> _Work instructions_
Search the records below for the string "Application" and copy each line where it turns up.

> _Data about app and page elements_
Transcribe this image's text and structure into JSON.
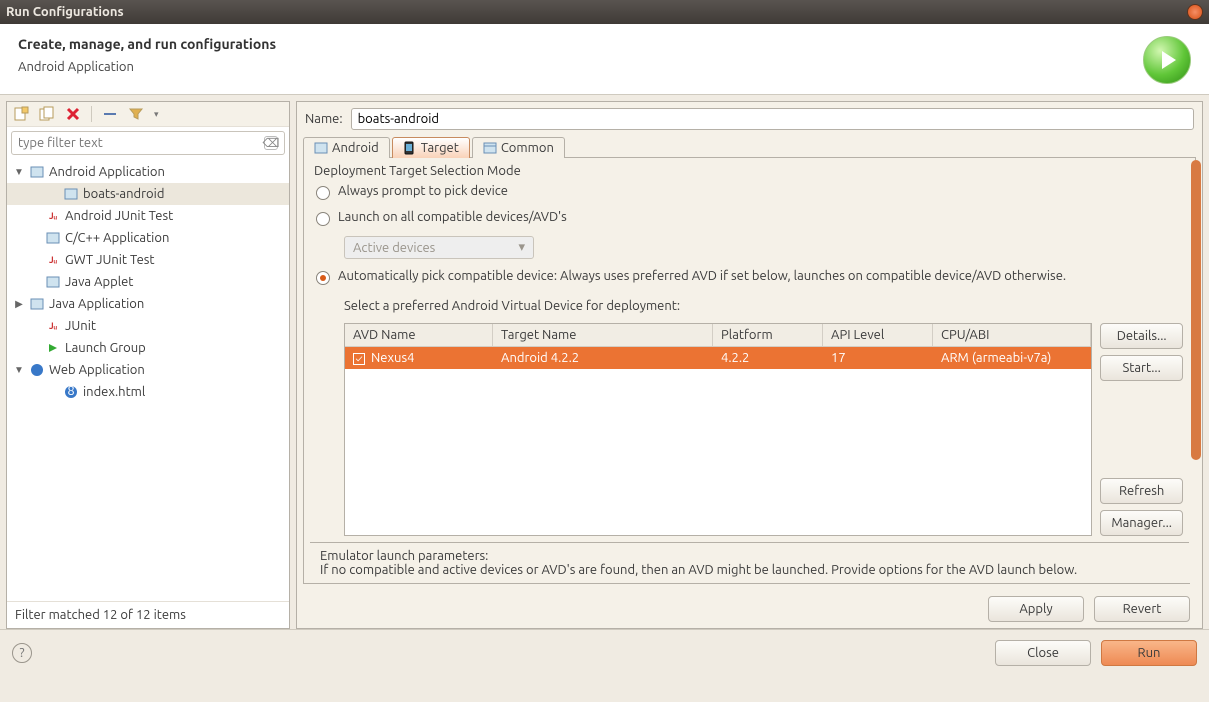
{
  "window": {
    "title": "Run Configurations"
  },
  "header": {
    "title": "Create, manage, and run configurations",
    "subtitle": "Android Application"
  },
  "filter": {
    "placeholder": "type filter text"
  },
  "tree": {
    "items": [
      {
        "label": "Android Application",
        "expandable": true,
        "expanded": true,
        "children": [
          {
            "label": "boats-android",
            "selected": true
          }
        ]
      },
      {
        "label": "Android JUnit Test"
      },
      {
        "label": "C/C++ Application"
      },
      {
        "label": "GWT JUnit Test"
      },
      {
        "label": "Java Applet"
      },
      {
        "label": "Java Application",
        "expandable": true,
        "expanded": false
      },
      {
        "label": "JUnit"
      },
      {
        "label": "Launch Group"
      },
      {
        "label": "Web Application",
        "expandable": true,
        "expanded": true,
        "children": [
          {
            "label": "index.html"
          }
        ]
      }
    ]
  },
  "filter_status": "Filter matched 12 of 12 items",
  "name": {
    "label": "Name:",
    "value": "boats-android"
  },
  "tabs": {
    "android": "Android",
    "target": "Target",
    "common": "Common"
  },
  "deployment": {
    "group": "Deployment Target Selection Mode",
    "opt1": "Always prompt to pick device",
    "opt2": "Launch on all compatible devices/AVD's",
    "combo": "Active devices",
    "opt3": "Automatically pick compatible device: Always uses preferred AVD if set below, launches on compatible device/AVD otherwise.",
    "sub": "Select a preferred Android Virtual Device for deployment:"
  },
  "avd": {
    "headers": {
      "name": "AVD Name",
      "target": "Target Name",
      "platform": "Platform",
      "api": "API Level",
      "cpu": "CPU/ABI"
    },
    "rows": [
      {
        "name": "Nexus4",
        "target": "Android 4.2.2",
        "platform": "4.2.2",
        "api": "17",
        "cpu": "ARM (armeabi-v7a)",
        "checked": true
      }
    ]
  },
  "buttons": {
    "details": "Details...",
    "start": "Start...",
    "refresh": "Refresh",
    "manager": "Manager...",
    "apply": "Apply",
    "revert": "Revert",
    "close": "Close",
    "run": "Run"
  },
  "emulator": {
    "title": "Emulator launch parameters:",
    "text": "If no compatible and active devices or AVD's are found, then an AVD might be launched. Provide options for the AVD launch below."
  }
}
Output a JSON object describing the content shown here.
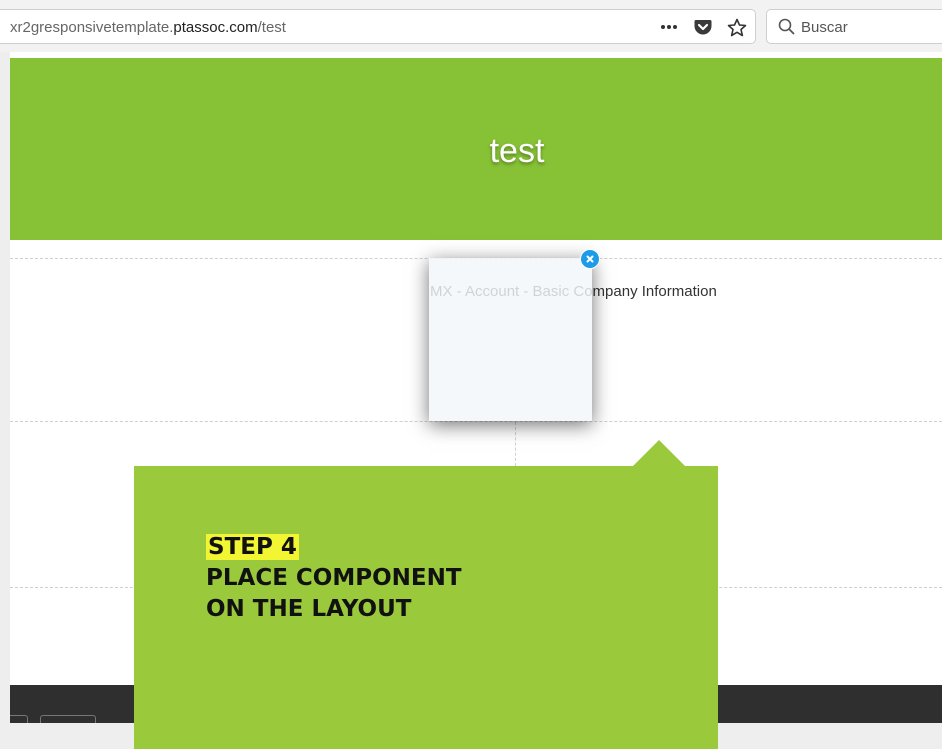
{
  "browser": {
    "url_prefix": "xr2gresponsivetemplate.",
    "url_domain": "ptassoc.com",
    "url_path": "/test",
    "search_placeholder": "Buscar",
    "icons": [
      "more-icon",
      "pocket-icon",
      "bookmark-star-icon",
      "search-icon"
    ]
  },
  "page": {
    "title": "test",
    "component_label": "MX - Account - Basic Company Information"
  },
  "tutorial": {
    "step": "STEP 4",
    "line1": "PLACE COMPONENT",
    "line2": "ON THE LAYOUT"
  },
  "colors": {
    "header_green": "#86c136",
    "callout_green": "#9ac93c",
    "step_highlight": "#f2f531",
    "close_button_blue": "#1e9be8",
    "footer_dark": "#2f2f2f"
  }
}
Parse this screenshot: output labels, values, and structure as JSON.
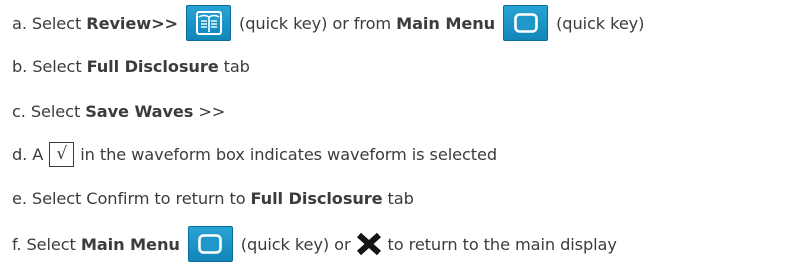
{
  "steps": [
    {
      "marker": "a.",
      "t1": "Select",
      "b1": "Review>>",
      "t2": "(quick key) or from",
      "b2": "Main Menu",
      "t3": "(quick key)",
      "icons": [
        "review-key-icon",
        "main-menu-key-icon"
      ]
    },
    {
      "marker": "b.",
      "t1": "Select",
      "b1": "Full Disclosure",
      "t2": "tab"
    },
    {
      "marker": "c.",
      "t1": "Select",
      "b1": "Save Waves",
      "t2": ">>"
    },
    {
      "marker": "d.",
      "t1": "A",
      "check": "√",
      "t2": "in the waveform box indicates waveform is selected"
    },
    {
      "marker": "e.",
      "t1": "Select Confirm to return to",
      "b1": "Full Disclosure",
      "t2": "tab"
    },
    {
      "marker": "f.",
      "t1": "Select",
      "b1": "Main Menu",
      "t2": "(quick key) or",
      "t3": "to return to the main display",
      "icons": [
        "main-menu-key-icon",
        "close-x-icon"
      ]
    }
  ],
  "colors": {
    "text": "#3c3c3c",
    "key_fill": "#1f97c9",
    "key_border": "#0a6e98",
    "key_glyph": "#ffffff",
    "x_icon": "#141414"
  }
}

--

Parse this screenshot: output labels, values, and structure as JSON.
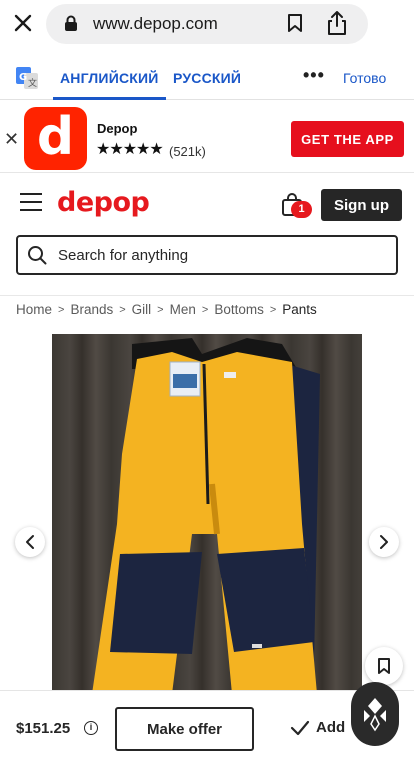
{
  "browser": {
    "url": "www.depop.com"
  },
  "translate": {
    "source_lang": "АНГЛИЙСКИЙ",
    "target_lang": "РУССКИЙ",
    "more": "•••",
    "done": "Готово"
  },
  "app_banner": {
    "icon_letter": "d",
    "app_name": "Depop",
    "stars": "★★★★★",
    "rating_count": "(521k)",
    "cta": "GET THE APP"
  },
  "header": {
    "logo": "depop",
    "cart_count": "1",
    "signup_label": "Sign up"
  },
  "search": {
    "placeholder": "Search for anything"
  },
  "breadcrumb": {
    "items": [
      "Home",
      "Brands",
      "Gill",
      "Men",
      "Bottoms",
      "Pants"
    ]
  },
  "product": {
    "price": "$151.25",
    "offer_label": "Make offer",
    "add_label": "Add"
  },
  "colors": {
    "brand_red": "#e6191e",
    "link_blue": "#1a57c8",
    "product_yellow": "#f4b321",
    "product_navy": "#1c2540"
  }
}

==

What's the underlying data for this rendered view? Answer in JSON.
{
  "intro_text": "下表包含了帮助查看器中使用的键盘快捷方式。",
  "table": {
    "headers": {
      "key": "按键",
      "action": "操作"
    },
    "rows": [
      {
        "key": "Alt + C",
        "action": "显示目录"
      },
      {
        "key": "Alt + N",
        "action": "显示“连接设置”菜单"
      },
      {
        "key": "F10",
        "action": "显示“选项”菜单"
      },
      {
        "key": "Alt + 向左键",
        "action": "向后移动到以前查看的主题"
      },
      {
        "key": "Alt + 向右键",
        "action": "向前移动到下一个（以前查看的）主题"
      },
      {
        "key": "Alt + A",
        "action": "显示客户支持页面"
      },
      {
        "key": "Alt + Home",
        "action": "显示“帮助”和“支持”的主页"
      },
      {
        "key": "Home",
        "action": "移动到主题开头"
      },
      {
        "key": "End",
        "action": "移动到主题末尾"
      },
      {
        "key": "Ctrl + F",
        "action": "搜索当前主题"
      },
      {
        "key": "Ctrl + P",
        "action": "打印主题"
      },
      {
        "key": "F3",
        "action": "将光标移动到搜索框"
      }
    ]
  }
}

> _Solution_
    "subtitle": "Android Application"
        "label": "Android Application",
        "label": "C/C++ Application"
        "label": "Java Application",
        "label": "Web Application",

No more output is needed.